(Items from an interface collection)
[Start of Attachment]
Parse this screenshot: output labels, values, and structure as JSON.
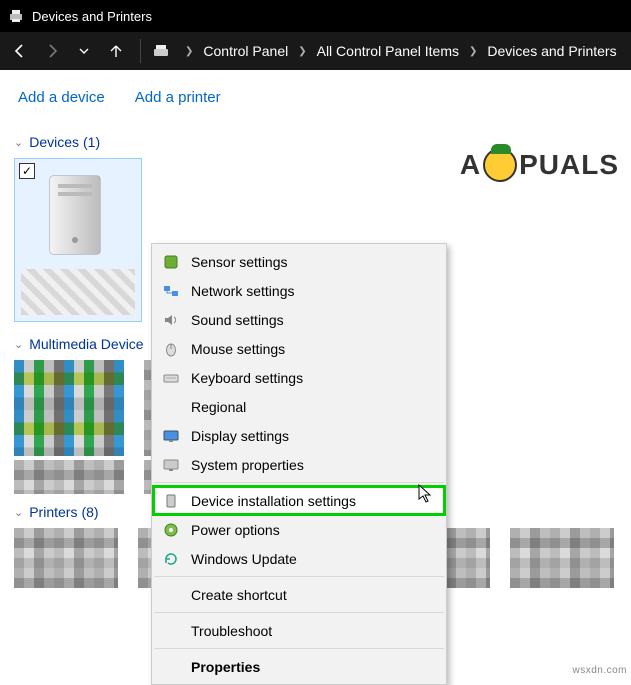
{
  "titlebar": {
    "title": "Devices and Printers"
  },
  "nav": {
    "back": "←",
    "forward": "→",
    "recent": "⌄",
    "up": "↑",
    "crumbs": [
      "Control Panel",
      "All Control Panel Items",
      "Devices and Printers"
    ]
  },
  "cmdbar": {
    "add_device": "Add a device",
    "add_printer": "Add a printer"
  },
  "sections": {
    "devices": {
      "label": "Devices",
      "count": "(1)"
    },
    "multimedia": {
      "label": "Multimedia Device",
      "count": ""
    },
    "printers": {
      "label": "Printers",
      "count": "(8)"
    }
  },
  "context_menu": {
    "items": [
      {
        "icon": "sensor-icon",
        "label": "Sensor settings"
      },
      {
        "icon": "network-icon",
        "label": "Network settings"
      },
      {
        "icon": "sound-icon",
        "label": "Sound settings"
      },
      {
        "icon": "mouse-icon",
        "label": "Mouse settings"
      },
      {
        "icon": "keyboard-icon",
        "label": "Keyboard settings"
      },
      {
        "icon": "",
        "label": "Regional"
      },
      {
        "icon": "display-icon",
        "label": "Display settings"
      },
      {
        "icon": "system-icon",
        "label": "System properties"
      },
      {
        "sep": true
      },
      {
        "icon": "tower-icon",
        "label": "Device installation settings",
        "highlight": true
      },
      {
        "icon": "power-icon",
        "label": "Power options"
      },
      {
        "icon": "update-icon",
        "label": "Windows Update"
      },
      {
        "sep": true
      },
      {
        "icon": "",
        "label": "Create shortcut"
      },
      {
        "sep": true
      },
      {
        "icon": "",
        "label": "Troubleshoot"
      },
      {
        "sep": true
      },
      {
        "icon": "",
        "label": "Properties",
        "bold": true
      }
    ]
  },
  "watermark": {
    "pre": "A",
    "post": "PUALS"
  },
  "credit": "wsxdn.com"
}
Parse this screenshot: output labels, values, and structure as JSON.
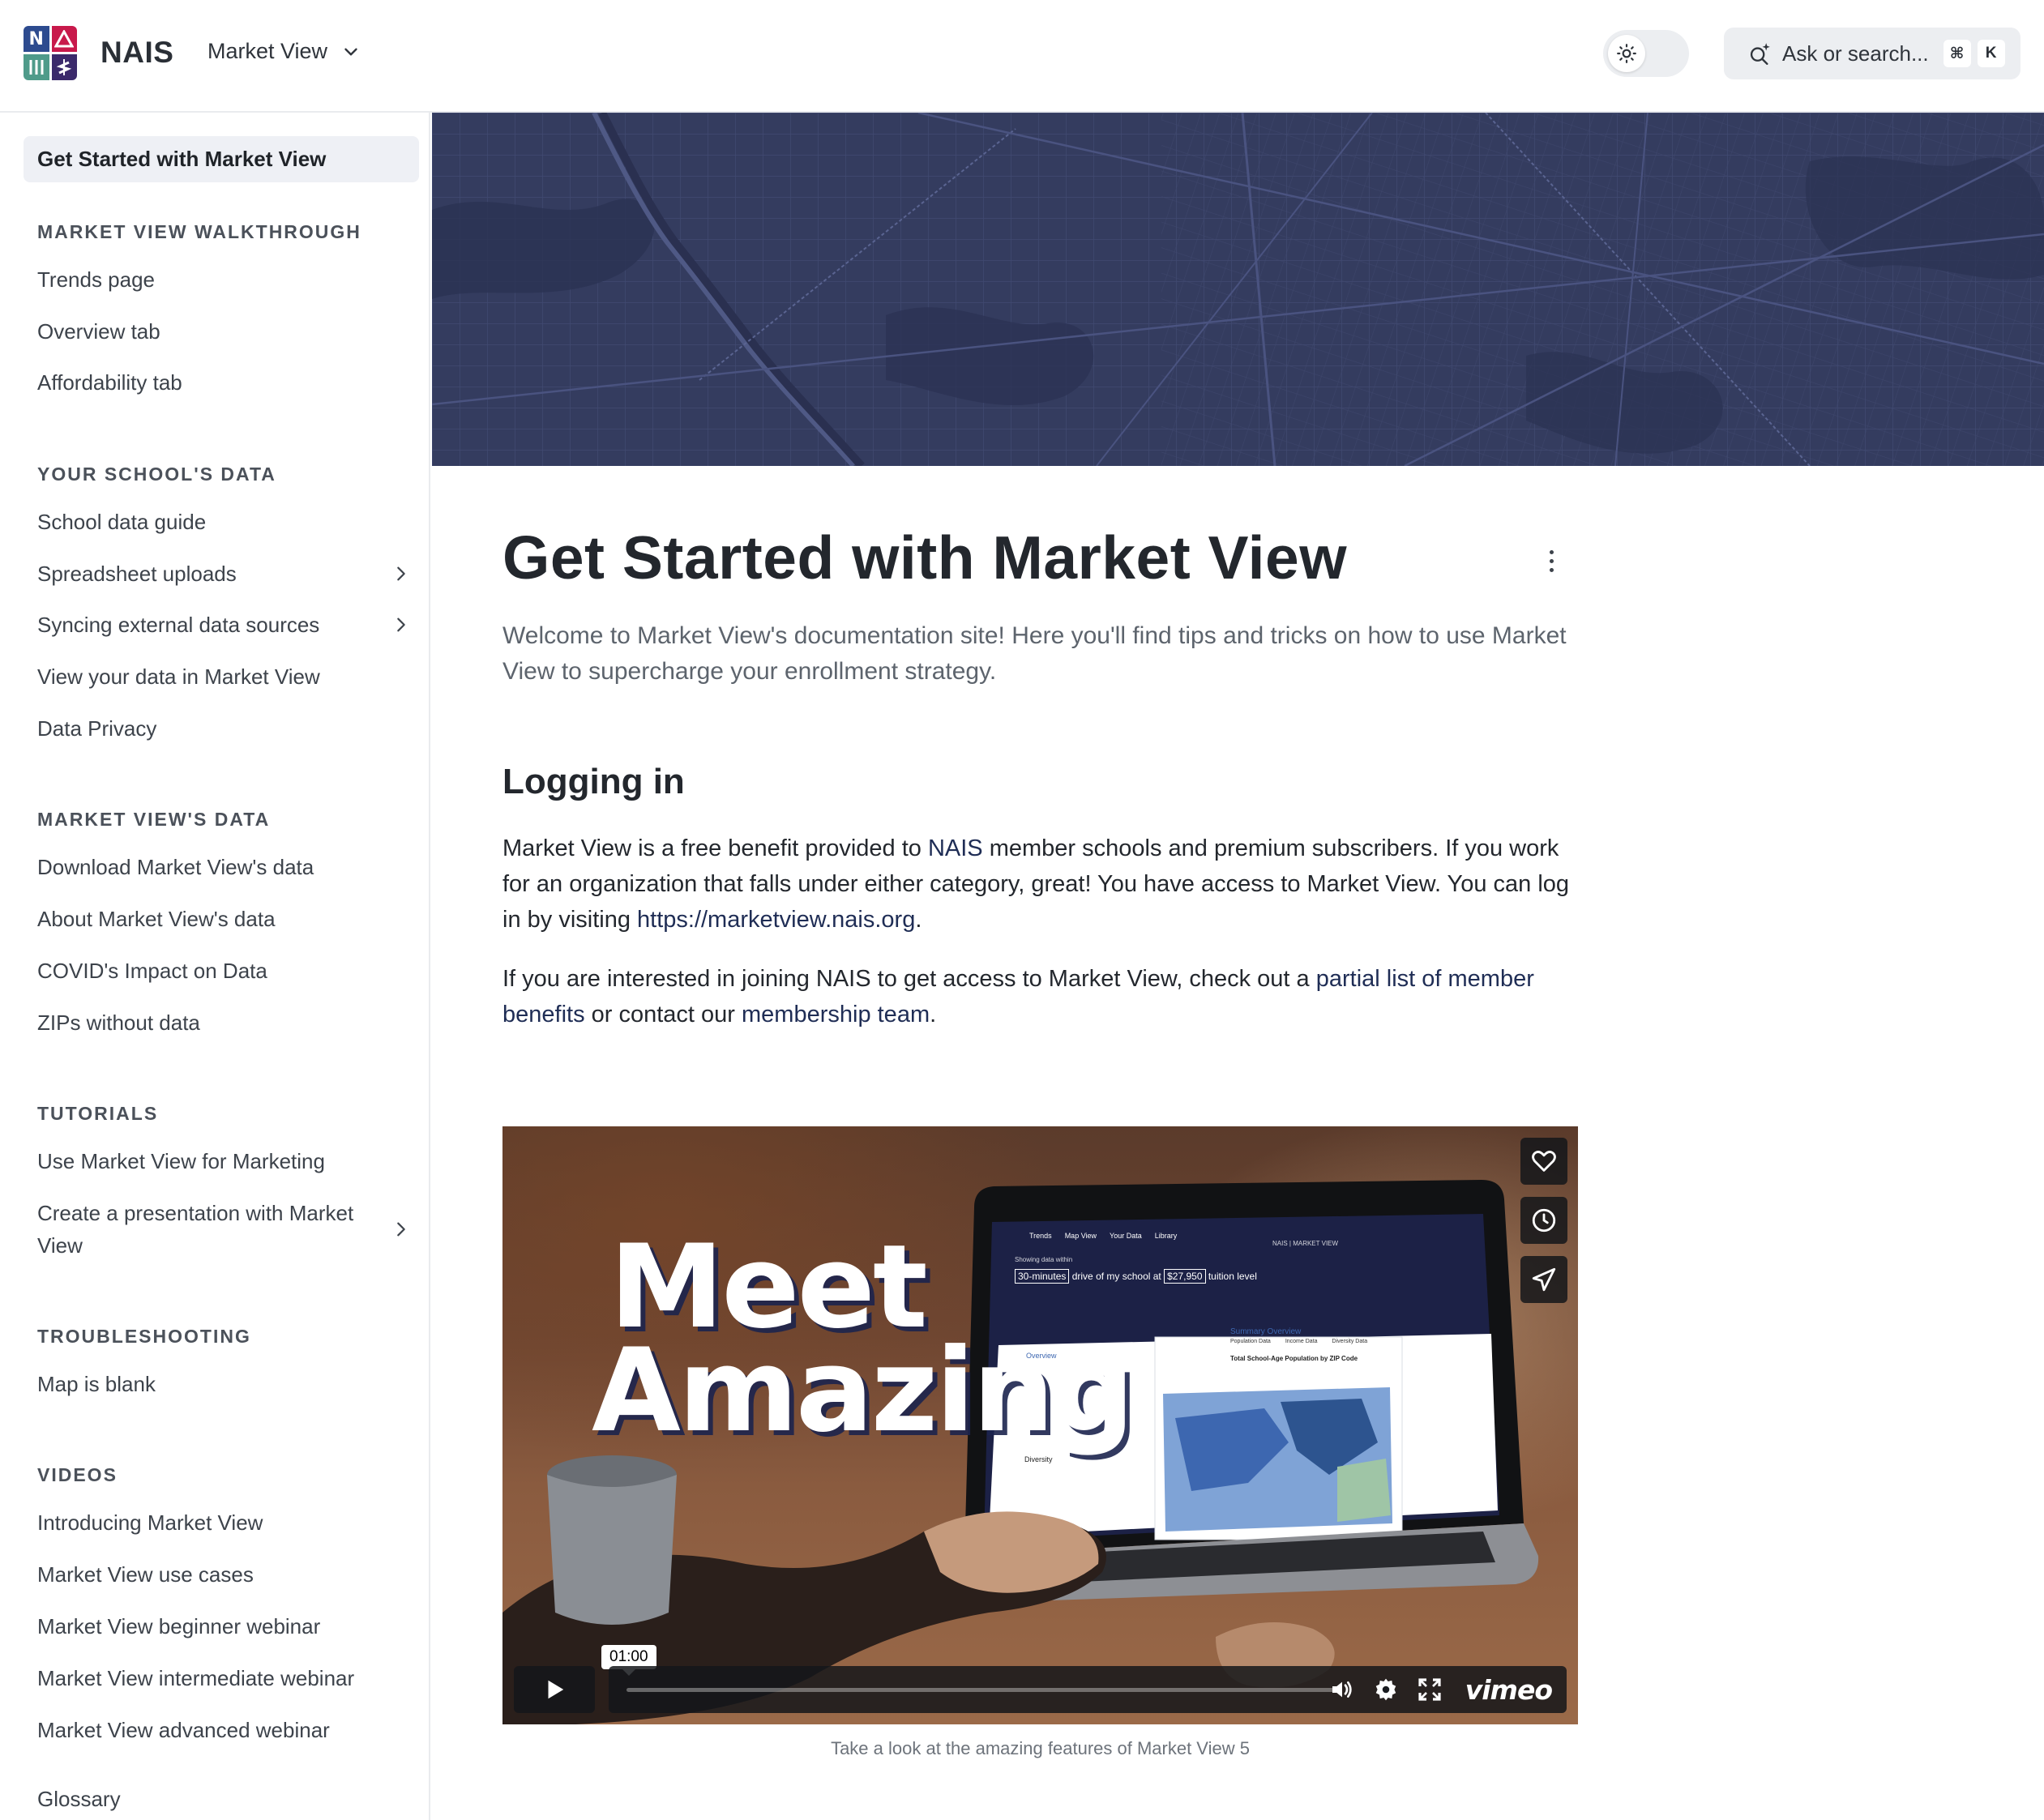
{
  "header": {
    "logo_letters": [
      "N",
      "A",
      "|||",
      "$"
    ],
    "brand": "NAIS",
    "space_switcher": "Market View",
    "search": {
      "label": "Ask or search...",
      "shortcut_mod": "⌘",
      "shortcut_key": "K"
    }
  },
  "sidebar": {
    "active": "Get Started with Market View",
    "sections": [
      {
        "title": "MARKET VIEW WALKTHROUGH",
        "items": [
          "Trends page",
          "Overview tab",
          "Affordability tab"
        ]
      },
      {
        "title": "YOUR SCHOOL'S DATA",
        "items": [
          "School data guide",
          "Spreadsheet uploads",
          "Syncing external data sources",
          "View your data in Market View",
          "Data Privacy"
        ]
      },
      {
        "title": "MARKET VIEW'S DATA",
        "items": [
          "Download Market View's data",
          "About Market View's data",
          "COVID's Impact on Data",
          "ZIPs without data"
        ]
      },
      {
        "title": "TUTORIALS",
        "items": [
          "Use Market View for Marketing",
          "Create a presentation with Market View"
        ]
      },
      {
        "title": "TROUBLESHOOTING",
        "items": [
          "Map is blank"
        ]
      },
      {
        "title": "VIDEOS",
        "items": [
          "Introducing Market View",
          "Market View use cases",
          "Market View beginner webinar",
          "Market View intermediate webinar",
          "Market View advanced webinar"
        ]
      }
    ],
    "footer_item": "Glossary"
  },
  "page": {
    "title": "Get Started with Market View",
    "lead": "Welcome to Market View's documentation site! Here you'll find tips and tricks on how to use Market View to supercharge your enrollment strategy.",
    "section_heading": "Logging in",
    "para1": {
      "t1": "Market View is a free benefit provided to ",
      "link1": "NAIS",
      "t2": " member schools and premium subscribers. If you work for an organization that falls under either category, great! You have access to Market View. You can log in by visiting ",
      "link2": "https://marketview.nais.org",
      "t3": "."
    },
    "para2": {
      "t1": "If you are interested in joining NAIS to get access to Market View, check out a ",
      "link1": "partial list of member benefits",
      "t2": " or contact our ",
      "link2": "membership team",
      "t3": "."
    }
  },
  "video": {
    "headline_line1": "Meet",
    "headline_line2": "Amazing",
    "time_tooltip": "01:00",
    "brand": "vimeo",
    "caption": "Take a look at the amazing features of Market View 5",
    "screen": {
      "nav": [
        "Trends",
        "Map View",
        "Your Data",
        "Library"
      ],
      "brand": "NAIS | MARKET VIEW",
      "filter_prefix": "Showing data within",
      "filter_drive": "30-minutes",
      "filter_mid": "drive of my school at",
      "filter_tuition": "$27,950",
      "filter_suffix": "tuition level",
      "panel_title": "Summary Overview",
      "panel_tabs": [
        "Population Data",
        "Income Data",
        "Diversity Data"
      ],
      "panel_chart_title": "Total School-Age Population by ZIP Code",
      "left_heading": "Overview",
      "left_item": "Diversity"
    }
  }
}
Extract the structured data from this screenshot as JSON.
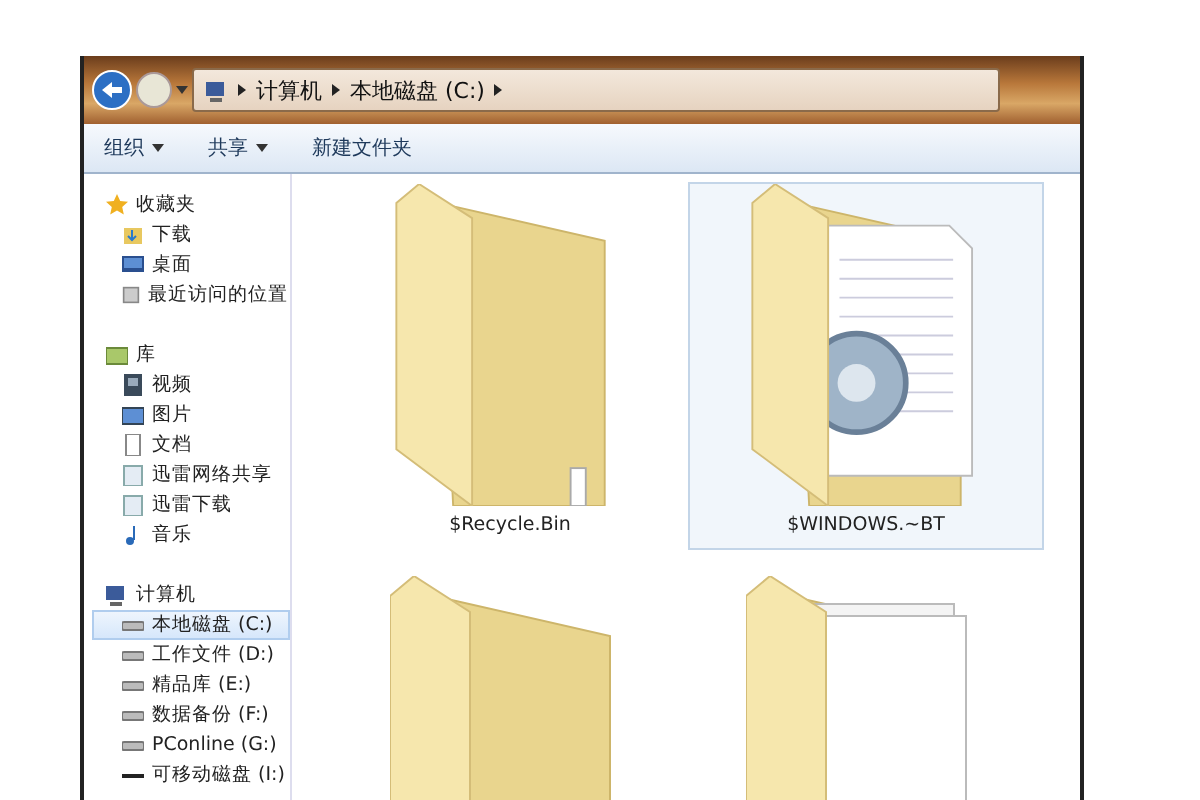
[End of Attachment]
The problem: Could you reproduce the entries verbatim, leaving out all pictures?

Answer area:
Parse this screenshot: output labels, values, and structure as JSON.
{
  "titlebar": {
    "title": "Devices and Printers"
  },
  "nav": {
    "back": "←",
    "forward": "→",
    "recent": "⌄",
    "up": "↑",
    "crumbs": [
      "Control Panel",
      "All Control Panel Items",
      "Devices and Printers"
    ]
  },
  "cmdbar": {
    "add_device": "Add a device",
    "add_printer": "Add a printer"
  },
  "sections": {
    "devices": {
      "label": "Devices",
      "count": "(1)"
    },
    "multimedia": {
      "label": "Multimedia Device",
      "count": ""
    },
    "printers": {
      "label": "Printers",
      "count": "(8)"
    }
  },
  "context_menu": {
    "items": [
      {
        "icon": "sensor-icon",
        "label": "Sensor settings"
      },
      {
        "icon": "network-icon",
        "label": "Network settings"
      },
      {
        "icon": "sound-icon",
        "label": "Sound settings"
      },
      {
        "icon": "mouse-icon",
        "label": "Mouse settings"
      },
      {
        "icon": "keyboard-icon",
        "label": "Keyboard settings"
      },
      {
        "icon": "",
        "label": "Regional"
      },
      {
        "icon": "display-icon",
        "label": "Display settings"
      },
      {
        "icon": "system-icon",
        "label": "System properties"
      },
      {
        "sep": true
      },
      {
        "icon": "tower-icon",
        "label": "Device installation settings",
        "highlight": true
      },
      {
        "icon": "power-icon",
        "label": "Power options"
      },
      {
        "icon": "update-icon",
        "label": "Windows Update"
      },
      {
        "sep": true
      },
      {
        "icon": "",
        "label": "Create shortcut"
      },
      {
        "sep": true
      },
      {
        "icon": "",
        "label": "Troubleshoot"
      },
      {
        "sep": true
      },
      {
        "icon": "",
        "label": "Properties",
        "bold": true
      }
    ]
  },
  "watermark": {
    "pre": "A",
    "post": "PUALS"
  },
  "credit": "wsxdn.com"
}
Parse this screenshot: output labels, values, and structure as JSON.
{
  "header": {
    "logo_letters": [
      "N",
      "A",
      "|||",
      "$"
    ],
    "brand": "NAIS",
    "space_switcher": "Market View",
    "search": {
      "label": "Ask or search...",
      "shortcut_mod": "⌘",
      "shortcut_key": "K"
    }
  },
  "sidebar": {
    "active": "Get Started with Market View",
    "sections": [
      {
        "title": "MARKET VIEW WALKTHROUGH",
        "items": [
          "Trends page",
          "Overview tab",
          "Affordability tab"
        ]
      },
      {
        "title": "YOUR SCHOOL'S DATA",
        "items": [
          "School data guide",
          "Spreadsheet uploads",
          "Syncing external data sources",
          "View your data in Market View",
          "Data Privacy"
        ]
      },
      {
        "title": "MARKET VIEW'S DATA",
        "items": [
          "Download Market View's data",
          "About Market View's data",
          "COVID's Impact on Data",
          "ZIPs without data"
        ]
      },
      {
        "title": "TUTORIALS",
        "items": [
          "Use Market View for Marketing",
          "Create a presentation with Market View"
        ]
      },
      {
        "title": "TROUBLESHOOTING",
        "items": [
          "Map is blank"
        ]
      },
      {
        "title": "VIDEOS",
        "items": [
          "Introducing Market View",
          "Market View use cases",
          "Market View beginner webinar",
          "Market View intermediate webinar",
          "Market View advanced webinar"
        ]
      }
    ],
    "footer_item": "Glossary"
  },
  "page": {
    "title": "Get Started with Market View",
    "lead": "Welcome to Market View's documentation site! Here you'll find tips and tricks on how to use Market View to supercharge your enrollment strategy.",
    "section_heading": "Logging in",
    "para1": {
      "t1": "Market View is a free benefit provided to ",
      "link1": "NAIS",
      "t2": " member schools and premium subscribers. If you work for an organization that falls under either category, great! You have access to Market View. You can log in by visiting ",
      "link2": "https://marketview.nais.org",
      "t3": "."
    },
    "para2": {
      "t1": "If you are interested in joining NAIS to get access to Market View, check out a ",
      "link1": "partial list of member benefits",
      "t2": " or contact our ",
      "link2": "membership team",
      "t3": "."
    }
  },
  "video": {
    "headline_line1": "Meet",
    "headline_line2": "Amazing",
    "time_tooltip": "01:00",
    "brand": "vimeo",
    "caption": "Take a look at the amazing features of Market View 5",
    "screen": {
      "nav": [
        "Trends",
        "Map View",
        "Your Data",
        "Library"
      ],
      "brand": "NAIS | MARKET VIEW",
      "filter_prefix": "Showing data within",
      "filter_drive": "30-minutes",
      "filter_mid": "drive of my school at",
      "filter_tuition": "$27,950",
      "filter_suffix": "tuition level",
      "panel_title": "Summary Overview",
      "panel_tabs": [
        "Population Data",
        "Income Data",
        "Diversity Data"
      ],
      "panel_chart_title": "Total School-Age Population by ZIP Code",
      "left_heading": "Overview",
      "left_item": "Diversity"
    }
  }
}
Extract the structured data from this screenshot as JSON.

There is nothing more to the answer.